The convention will take place from Thursday evening, July 27, through Sunday afternoon, July 30, at the DoubleTree by Hilton Hotel Pittsburgh – Cranberry, just nineteen miles north of the exciting city of Pittsburgh. You can book your room directly through the PulpFest website. Just click the “Book a Room for 2017” link on our home page or call 1-800-222-8733. Be sure to mention PulpFest in order to receive the convention rate.
Start making your plans now to join in our exploration of “Hardboiled Dicks, Dangerous Dames, and a Few Psychos” at the “pop culture center of the universe” called PulpFest 2017.

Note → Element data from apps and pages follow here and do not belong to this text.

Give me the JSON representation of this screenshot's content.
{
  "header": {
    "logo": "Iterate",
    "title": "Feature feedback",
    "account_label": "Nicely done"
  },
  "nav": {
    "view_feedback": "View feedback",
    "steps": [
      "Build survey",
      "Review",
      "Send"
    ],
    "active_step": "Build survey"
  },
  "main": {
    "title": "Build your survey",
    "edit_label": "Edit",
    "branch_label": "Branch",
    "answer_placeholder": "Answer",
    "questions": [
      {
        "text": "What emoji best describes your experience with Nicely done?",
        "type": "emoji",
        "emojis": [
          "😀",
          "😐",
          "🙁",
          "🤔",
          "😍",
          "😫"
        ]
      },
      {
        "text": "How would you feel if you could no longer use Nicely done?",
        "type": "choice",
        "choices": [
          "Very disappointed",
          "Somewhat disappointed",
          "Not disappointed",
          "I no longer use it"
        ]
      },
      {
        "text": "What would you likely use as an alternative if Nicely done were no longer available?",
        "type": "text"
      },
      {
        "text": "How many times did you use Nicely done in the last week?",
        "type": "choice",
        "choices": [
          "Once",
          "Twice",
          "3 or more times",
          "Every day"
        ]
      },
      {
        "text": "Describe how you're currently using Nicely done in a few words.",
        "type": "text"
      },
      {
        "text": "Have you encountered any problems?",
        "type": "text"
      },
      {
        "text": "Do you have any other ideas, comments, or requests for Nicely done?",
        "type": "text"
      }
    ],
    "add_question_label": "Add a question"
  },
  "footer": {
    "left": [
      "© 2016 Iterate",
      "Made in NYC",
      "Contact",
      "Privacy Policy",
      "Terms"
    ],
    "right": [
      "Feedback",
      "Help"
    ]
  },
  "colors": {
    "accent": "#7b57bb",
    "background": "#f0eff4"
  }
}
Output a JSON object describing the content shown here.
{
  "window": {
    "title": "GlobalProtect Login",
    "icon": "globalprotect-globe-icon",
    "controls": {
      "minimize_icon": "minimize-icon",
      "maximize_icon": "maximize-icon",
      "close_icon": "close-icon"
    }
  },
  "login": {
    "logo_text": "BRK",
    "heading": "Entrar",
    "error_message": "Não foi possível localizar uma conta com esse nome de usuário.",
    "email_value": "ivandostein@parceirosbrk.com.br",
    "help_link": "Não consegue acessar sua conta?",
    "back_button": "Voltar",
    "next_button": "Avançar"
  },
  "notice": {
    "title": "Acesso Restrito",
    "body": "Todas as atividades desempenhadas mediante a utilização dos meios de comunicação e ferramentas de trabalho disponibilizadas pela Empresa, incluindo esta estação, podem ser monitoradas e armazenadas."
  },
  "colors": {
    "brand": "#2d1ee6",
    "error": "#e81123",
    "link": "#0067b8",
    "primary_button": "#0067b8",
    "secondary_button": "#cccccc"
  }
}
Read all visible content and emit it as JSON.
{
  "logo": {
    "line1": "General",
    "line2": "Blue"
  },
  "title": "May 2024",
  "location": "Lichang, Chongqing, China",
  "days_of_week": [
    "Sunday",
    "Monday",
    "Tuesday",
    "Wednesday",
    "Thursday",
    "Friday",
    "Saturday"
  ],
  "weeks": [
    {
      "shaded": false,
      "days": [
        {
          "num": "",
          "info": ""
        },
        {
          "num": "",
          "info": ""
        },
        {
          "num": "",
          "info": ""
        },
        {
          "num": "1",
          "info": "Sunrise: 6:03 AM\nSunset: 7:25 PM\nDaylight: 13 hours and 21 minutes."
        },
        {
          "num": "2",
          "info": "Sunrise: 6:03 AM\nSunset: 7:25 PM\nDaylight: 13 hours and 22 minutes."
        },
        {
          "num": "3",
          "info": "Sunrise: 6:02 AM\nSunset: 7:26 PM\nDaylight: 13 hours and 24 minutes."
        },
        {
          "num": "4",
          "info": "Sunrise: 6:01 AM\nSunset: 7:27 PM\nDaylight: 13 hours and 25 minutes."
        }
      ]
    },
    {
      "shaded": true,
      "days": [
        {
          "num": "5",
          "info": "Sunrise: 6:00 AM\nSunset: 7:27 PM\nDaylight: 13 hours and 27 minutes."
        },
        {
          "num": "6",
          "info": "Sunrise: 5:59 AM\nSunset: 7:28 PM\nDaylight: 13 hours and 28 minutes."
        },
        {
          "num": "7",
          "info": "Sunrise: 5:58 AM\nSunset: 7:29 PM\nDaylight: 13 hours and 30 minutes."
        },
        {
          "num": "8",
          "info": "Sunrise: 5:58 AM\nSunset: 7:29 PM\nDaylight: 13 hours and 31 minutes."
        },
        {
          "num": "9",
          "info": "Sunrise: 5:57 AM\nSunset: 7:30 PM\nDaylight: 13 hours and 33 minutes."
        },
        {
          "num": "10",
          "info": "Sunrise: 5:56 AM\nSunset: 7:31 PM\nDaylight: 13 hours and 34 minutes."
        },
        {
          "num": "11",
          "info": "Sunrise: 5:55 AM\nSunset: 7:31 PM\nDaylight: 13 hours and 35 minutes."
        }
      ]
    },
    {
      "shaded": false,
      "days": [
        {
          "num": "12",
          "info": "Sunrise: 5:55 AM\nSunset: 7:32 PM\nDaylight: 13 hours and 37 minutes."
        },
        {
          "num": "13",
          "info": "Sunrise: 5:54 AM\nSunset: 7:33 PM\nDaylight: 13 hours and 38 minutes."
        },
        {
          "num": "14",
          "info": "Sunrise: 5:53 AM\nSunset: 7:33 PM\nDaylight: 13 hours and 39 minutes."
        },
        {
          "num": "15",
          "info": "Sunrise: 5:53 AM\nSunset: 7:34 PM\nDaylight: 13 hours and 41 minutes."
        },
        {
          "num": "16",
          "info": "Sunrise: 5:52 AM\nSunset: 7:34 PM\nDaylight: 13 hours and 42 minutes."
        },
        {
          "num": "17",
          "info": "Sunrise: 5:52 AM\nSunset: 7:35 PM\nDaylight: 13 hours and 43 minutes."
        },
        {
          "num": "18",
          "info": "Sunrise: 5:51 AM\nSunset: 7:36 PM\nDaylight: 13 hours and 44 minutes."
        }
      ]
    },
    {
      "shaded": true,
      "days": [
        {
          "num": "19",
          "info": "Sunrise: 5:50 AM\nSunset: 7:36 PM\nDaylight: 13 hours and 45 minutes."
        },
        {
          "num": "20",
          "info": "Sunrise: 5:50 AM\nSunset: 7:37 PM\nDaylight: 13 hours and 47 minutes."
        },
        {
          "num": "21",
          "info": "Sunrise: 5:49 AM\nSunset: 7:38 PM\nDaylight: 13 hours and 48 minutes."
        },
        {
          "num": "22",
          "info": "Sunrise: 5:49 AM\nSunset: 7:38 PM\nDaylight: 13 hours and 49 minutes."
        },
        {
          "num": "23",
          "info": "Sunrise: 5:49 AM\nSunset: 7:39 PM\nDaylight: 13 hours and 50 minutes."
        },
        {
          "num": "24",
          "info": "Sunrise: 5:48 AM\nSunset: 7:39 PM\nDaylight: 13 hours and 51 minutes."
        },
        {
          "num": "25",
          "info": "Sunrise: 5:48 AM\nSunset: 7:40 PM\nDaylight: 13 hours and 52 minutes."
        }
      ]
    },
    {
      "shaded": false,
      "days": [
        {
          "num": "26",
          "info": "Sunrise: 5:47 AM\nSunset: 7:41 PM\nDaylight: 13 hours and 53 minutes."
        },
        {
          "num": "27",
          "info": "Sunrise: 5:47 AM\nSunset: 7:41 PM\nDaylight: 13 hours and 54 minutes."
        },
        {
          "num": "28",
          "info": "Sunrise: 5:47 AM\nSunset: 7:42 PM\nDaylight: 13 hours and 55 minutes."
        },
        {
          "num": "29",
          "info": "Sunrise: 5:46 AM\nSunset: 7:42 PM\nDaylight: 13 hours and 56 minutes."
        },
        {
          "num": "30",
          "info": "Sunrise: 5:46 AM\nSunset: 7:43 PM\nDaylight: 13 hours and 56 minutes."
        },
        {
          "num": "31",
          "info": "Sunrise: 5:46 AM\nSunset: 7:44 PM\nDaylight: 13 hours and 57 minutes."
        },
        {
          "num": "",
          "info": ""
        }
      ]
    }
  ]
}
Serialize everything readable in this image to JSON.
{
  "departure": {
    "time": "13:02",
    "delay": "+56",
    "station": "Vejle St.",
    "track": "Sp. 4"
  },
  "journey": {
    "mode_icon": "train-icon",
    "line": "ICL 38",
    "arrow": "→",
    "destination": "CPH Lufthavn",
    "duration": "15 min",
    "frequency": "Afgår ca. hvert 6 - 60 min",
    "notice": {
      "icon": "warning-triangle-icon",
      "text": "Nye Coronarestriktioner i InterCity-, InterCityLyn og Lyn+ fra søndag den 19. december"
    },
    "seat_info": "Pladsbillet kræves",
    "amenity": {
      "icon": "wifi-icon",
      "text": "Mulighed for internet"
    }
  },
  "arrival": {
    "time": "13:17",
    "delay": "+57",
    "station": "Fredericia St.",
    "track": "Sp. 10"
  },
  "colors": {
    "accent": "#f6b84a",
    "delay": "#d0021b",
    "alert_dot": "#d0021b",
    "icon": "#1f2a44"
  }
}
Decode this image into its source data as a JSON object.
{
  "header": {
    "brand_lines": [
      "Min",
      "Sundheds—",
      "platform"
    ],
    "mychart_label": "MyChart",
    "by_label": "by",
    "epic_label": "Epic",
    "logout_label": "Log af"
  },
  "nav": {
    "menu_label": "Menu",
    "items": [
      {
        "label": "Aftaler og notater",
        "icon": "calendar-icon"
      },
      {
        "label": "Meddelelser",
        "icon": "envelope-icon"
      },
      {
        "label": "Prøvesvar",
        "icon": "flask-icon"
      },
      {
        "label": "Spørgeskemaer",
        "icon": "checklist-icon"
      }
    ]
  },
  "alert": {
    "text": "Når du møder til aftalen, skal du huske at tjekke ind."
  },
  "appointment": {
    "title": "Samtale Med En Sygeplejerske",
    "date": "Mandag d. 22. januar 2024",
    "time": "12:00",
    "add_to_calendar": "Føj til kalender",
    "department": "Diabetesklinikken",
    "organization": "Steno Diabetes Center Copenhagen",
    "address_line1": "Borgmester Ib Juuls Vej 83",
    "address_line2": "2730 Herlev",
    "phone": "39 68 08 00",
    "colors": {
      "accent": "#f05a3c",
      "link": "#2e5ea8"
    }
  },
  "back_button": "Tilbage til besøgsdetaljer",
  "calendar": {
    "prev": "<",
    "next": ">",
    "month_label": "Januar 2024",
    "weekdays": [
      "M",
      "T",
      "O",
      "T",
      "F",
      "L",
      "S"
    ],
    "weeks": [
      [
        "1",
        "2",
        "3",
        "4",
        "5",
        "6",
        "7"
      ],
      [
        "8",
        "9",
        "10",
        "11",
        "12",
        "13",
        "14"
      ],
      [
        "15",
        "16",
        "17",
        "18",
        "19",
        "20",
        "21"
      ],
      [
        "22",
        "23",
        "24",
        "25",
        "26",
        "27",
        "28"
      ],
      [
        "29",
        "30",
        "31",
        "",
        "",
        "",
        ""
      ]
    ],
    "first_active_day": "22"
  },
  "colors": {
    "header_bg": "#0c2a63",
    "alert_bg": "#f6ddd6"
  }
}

(Designed by PulpFest’s artistic director, William Lampkin, our PulpFest 2017 post card features the work of artist John Newton Howitt. His painting was originally used as the cover for the April 15, 1934 number of Popular Publications’ DIME DETECTIVE MAGAZINE.
The April 1930 issue of POPULAR ENGINEERING STORIES, a “Blue Circle Magazine,” was the only issue of this pulp. Published by Harold Hersey’s Magazine and Book Corporation, it featured front cover art by W. C. Brigham, Jr.
The Spring 1951 issue of STORIES OF SHEENA, QUEEN OF THE JUNGLE, a Fiction House magazine, was the only issue of this pulp. It featured front cover art by Allen Anderson. He worked for Fawcett Publications from 1929 through 1939. After moving to New York City in 1940, Anderson painted covers for pulp magazines published by Ace, Fiction House, Harry Donenfeld, and Martin Goodman.
Doctor Death was first introduced in a series of stories credited to Edward P. Norris that appeared in Dell Publications’ ALL DETECTIVE. When that title was cancelled in 1935, it was replaced by a new pulp focusing on an arch villain. Entitled DOCTOR DEATH, the magazine lasted for a total of three issues. It’s first number — dated February 1935 — featured front cover art by Rudolph Zirm, a freelance artist who contributed a few dozen pulp covers to various publishers over a period of six years.
In the three Doctor Death pulp novels — all written by Harold Ward — Doctor Death is Rance Mandarin, “a master of the occult with an insane hatred of scientific progress and industrialization. He believes it is his mission to return the world to a blissful primitive state, which he attempts to do with the aid of zombies, elementals, dissolution rays and communist heavies.”)